▶ _Dataset_:
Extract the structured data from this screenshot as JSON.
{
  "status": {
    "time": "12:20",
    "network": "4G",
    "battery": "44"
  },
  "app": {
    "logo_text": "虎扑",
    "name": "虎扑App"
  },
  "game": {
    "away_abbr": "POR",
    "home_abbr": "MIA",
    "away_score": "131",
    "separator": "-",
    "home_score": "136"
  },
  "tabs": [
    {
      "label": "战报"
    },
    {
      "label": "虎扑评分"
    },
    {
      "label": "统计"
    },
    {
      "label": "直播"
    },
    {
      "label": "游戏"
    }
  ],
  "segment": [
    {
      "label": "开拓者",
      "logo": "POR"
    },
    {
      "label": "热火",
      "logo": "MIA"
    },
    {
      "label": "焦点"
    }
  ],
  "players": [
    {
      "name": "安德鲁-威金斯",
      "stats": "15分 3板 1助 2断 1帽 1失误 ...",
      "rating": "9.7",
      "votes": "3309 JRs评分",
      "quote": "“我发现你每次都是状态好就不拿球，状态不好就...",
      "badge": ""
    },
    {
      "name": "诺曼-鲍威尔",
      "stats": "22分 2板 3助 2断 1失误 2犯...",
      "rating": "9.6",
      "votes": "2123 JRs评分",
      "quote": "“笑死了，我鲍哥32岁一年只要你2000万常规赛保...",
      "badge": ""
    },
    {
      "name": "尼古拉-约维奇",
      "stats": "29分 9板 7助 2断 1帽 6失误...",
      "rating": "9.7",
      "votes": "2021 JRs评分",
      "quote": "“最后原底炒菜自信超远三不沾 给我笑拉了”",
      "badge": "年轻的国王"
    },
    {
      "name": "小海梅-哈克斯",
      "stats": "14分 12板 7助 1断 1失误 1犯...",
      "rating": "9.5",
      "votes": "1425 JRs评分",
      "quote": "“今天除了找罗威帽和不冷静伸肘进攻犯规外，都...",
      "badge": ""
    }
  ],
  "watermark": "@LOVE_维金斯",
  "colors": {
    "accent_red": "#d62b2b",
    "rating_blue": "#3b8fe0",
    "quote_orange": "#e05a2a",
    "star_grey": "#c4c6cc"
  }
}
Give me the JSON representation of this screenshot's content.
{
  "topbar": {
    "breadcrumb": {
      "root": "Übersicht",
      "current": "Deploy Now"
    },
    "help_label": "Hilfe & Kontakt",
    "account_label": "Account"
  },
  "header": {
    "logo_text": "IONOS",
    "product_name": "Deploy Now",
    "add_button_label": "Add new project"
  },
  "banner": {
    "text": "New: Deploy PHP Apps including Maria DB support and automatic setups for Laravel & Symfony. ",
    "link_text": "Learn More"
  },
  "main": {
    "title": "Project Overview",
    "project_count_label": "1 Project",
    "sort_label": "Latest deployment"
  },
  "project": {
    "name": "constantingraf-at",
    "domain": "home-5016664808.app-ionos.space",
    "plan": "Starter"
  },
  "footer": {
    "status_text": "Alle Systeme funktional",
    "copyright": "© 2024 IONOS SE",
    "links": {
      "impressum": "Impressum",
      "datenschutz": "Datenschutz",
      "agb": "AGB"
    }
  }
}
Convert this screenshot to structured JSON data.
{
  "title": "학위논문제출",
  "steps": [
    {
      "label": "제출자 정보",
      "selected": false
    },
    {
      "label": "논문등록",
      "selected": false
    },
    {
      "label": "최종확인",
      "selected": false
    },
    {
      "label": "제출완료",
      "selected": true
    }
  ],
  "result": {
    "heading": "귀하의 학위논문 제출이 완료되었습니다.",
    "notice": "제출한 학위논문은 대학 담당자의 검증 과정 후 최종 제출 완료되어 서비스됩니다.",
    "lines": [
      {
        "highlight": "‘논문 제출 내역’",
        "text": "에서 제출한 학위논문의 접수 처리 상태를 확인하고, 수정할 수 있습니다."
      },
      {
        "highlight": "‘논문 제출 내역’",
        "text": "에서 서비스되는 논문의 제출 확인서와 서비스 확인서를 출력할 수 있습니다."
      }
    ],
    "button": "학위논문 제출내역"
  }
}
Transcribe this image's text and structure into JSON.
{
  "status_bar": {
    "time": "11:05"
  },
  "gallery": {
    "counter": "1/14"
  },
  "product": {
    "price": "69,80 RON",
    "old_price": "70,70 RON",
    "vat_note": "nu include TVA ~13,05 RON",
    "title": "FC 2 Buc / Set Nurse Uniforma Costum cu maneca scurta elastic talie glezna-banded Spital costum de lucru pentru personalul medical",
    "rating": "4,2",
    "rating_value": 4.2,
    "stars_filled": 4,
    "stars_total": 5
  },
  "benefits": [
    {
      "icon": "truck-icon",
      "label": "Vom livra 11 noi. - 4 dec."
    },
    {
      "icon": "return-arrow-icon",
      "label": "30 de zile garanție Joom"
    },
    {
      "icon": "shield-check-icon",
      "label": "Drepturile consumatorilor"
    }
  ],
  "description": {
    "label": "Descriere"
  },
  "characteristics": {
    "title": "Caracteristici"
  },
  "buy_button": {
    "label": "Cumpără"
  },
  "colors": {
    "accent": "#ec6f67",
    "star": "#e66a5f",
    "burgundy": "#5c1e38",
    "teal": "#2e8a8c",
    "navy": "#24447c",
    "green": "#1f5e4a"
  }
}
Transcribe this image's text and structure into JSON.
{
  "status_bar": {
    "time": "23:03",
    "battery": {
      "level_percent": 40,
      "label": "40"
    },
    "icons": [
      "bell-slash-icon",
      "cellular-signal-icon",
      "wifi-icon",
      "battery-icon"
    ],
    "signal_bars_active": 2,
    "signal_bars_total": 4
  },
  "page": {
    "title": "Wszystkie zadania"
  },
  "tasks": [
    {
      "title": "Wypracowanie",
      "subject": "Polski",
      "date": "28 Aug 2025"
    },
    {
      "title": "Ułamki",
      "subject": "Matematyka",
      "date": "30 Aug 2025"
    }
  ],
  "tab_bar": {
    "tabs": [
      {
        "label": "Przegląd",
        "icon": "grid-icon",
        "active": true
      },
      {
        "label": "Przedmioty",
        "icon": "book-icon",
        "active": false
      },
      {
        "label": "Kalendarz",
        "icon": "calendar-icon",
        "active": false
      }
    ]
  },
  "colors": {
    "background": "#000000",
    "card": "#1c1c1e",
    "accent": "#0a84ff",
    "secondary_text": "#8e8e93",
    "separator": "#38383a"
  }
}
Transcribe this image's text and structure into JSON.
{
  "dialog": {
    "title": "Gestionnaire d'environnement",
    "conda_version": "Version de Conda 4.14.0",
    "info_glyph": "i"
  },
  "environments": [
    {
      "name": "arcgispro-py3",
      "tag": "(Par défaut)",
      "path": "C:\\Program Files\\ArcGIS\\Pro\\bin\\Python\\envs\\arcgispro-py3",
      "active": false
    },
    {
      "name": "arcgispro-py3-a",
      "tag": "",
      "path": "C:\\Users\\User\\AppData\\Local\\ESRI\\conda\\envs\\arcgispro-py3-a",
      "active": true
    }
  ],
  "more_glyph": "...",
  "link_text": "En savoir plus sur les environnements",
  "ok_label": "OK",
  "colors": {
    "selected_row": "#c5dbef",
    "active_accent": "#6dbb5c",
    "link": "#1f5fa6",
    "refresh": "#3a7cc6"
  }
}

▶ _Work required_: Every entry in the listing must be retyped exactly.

▶ _Answer below_:
Extract the structured data from this screenshot as JSON.
{
  "status": {
    "time": "12:20",
    "network": "4G",
    "battery": "44"
  },
  "app": {
    "logo_text": "虎扑",
    "name": "虎扑App"
  },
  "game": {
    "away_abbr": "POR",
    "home_abbr": "MIA",
    "away_score": "131",
    "separator": "-",
    "home_score": "136"
  },
  "tabs": [
    {
      "label": "战报"
    },
    {
      "label": "虎扑评分"
    },
    {
      "label": "统计"
    },
    {
      "label": "直播"
    },
    {
      "label": "游戏"
    }
  ],
  "segment": [
    {
      "label": "开拓者",
      "logo": "POR"
    },
    {
      "label": "热火",
      "logo": "MIA"
    },
    {
      "label": "焦点"
    }
  ],
  "players": [
    {
      "name": "安德鲁-威金斯",
      "stats": "15分 3板 1助 2断 1帽 1失误 ...",
      "rating": "9.7",
      "votes": "3309 JRs评分",
      "quote": "“我发现你每次都是状态好就不拿球，状态不好就...",
      "badge": ""
    },
    {
      "name": "诺曼-鲍威尔",
      "stats": "22分 2板 3助 2断 1失误 2犯...",
      "rating": "9.6",
      "votes": "2123 JRs评分",
      "quote": "“笑死了，我鲍哥32岁一年只要你2000万常规赛保...",
      "badge": ""
    },
    {
      "name": "尼古拉-约维奇",
      "stats": "29分 9板 7助 2断 1帽 6失误...",
      "rating": "9.7",
      "votes": "2021 JRs评分",
      "quote": "“最后原底炒菜自信超远三不沾 给我笑拉了”",
      "badge": "年轻的国王"
    },
    {
      "name": "小海梅-哈克斯",
      "stats": "14分 12板 7助 1断 1失误 1犯...",
      "rating": "9.5",
      "votes": "1425 JRs评分",
      "quote": "“今天除了找罗威帽和不冷静伸肘进攻犯规外，都...",
      "badge": ""
    }
  ],
  "watermark": "@LOVE_维金斯",
  "colors": {
    "accent_red": "#d62b2b",
    "rating_blue": "#3b8fe0",
    "quote_orange": "#e05a2a",
    "star_grey": "#c4c6cc"
  }
}
Give me the JSON representation of this screenshot's content.
{
  "topbar": {
    "breadcrumb": {
      "root": "Übersicht",
      "current": "Deploy Now"
    },
    "help_label": "Hilfe & Kontakt",
    "account_label": "Account"
  },
  "header": {
    "logo_text": "IONOS",
    "product_name": "Deploy Now",
    "add_button_label": "Add new project"
  },
  "banner": {
    "text": "New: Deploy PHP Apps including Maria DB support and automatic setups for Laravel & Symfony. ",
    "link_text": "Learn More"
  },
  "main": {
    "title": "Project Overview",
    "project_count_label": "1 Project",
    "sort_label": "Latest deployment"
  },
  "project": {
    "name": "constantingraf-at",
    "domain": "home-5016664808.app-ionos.space",
    "plan": "Starter"
  },
  "footer": {
    "status_text": "Alle Systeme funktional",
    "copyright": "© 2024 IONOS SE",
    "links": {
      "impressum": "Impressum",
      "datenschutz": "Datenschutz",
      "agb": "AGB"
    }
  }
}
Convert this screenshot to structured JSON data.
{
  "title": "학위논문제출",
  "steps": [
    {
      "label": "제출자 정보",
      "selected": false
    },
    {
      "label": "논문등록",
      "selected": false
    },
    {
      "label": "최종확인",
      "selected": false
    },
    {
      "label": "제출완료",
      "selected": true
    }
  ],
  "result": {
    "heading": "귀하의 학위논문 제출이 완료되었습니다.",
    "notice": "제출한 학위논문은 대학 담당자의 검증 과정 후 최종 제출 완료되어 서비스됩니다.",
    "lines": [
      {
        "highlight": "‘논문 제출 내역’",
        "text": "에서 제출한 학위논문의 접수 처리 상태를 확인하고, 수정할 수 있습니다."
      },
      {
        "highlight": "‘논문 제출 내역’",
        "text": "에서 서비스되는 논문의 제출 확인서와 서비스 확인서를 출력할 수 있습니다."
      }
    ],
    "button": "학위논문 제출내역"
  }
}
Transcribe this image's text and structure into JSON.
{
  "status_bar": {
    "time": "11:05"
  },
  "gallery": {
    "counter": "1/14"
  },
  "product": {
    "price": "69,80 RON",
    "old_price": "70,70 RON",
    "vat_note": "nu include TVA ~13,05 RON",
    "title": "FC 2 Buc / Set Nurse Uniforma Costum cu maneca scurta elastic talie glezna-banded Spital costum de lucru pentru personalul medical",
    "rating": "4,2",
    "rating_value": 4.2,
    "stars_filled": 4,
    "stars_total": 5
  },
  "benefits": [
    {
      "icon": "truck-icon",
      "label": "Vom livra 11 noi. - 4 dec."
    },
    {
      "icon": "return-arrow-icon",
      "label": "30 de zile garanție Joom"
    },
    {
      "icon": "shield-check-icon",
      "label": "Drepturile consumatorilor"
    }
  ],
  "description": {
    "label": "Descriere"
  },
  "characteristics": {
    "title": "Caracteristici"
  },
  "buy_button": {
    "label": "Cumpără"
  },
  "colors": {
    "accent": "#ec6f67",
    "star": "#e66a5f",
    "burgundy": "#5c1e38",
    "teal": "#2e8a8c",
    "navy": "#24447c",
    "green": "#1f5e4a"
  }
}
Transcribe this image's text and structure into JSON.
{
  "status_bar": {
    "time": "23:03",
    "battery": {
      "level_percent": 40,
      "label": "40"
    },
    "icons": [
      "bell-slash-icon",
      "cellular-signal-icon",
      "wifi-icon",
      "battery-icon"
    ],
    "signal_bars_active": 2,
    "signal_bars_total": 4
  },
  "page": {
    "title": "Wszystkie zadania"
  },
  "tasks": [
    {
      "title": "Wypracowanie",
      "subject": "Polski",
      "date": "28 Aug 2025"
    },
    {
      "title": "Ułamki",
      "subject": "Matematyka",
      "date": "30 Aug 2025"
    }
  ],
  "tab_bar": {
    "tabs": [
      {
        "label": "Przegląd",
        "icon": "grid-icon",
        "active": true
      },
      {
        "label": "Przedmioty",
        "icon": "book-icon",
        "active": false
      },
      {
        "label": "Kalendarz",
        "icon": "calendar-icon",
        "active": false
      }
    ]
  },
  "colors": {
    "background": "#000000",
    "card": "#1c1c1e",
    "accent": "#0a84ff",
    "secondary_text": "#8e8e93",
    "separator": "#38383a"
  }
}
Transcribe this image's text and structure into JSON.
{
  "dialog": {
    "title": "Gestionnaire d'environnement",
    "conda_version": "Version de Conda 4.14.0",
    "info_glyph": "i"
  },
  "environments": [
    {
      "name": "arcgispro-py3",
      "tag": "(Par défaut)",
      "path": "C:\\Program Files\\ArcGIS\\Pro\\bin\\Python\\envs\\arcgispro-py3",
      "active": false
    },
    {
      "name": "arcgispro-py3-a",
      "tag": "",
      "path": "C:\\Users\\User\\AppData\\Local\\ESRI\\conda\\envs\\arcgispro-py3-a",
      "active": true
    }
  ],
  "more_glyph": "...",
  "link_text": "En savoir plus sur les environnements",
  "ok_label": "OK",
  "colors": {
    "selected_row": "#c5dbef",
    "active_accent": "#6dbb5c",
    "link": "#1f5fa6",
    "refresh": "#3a7cc6"
  }
}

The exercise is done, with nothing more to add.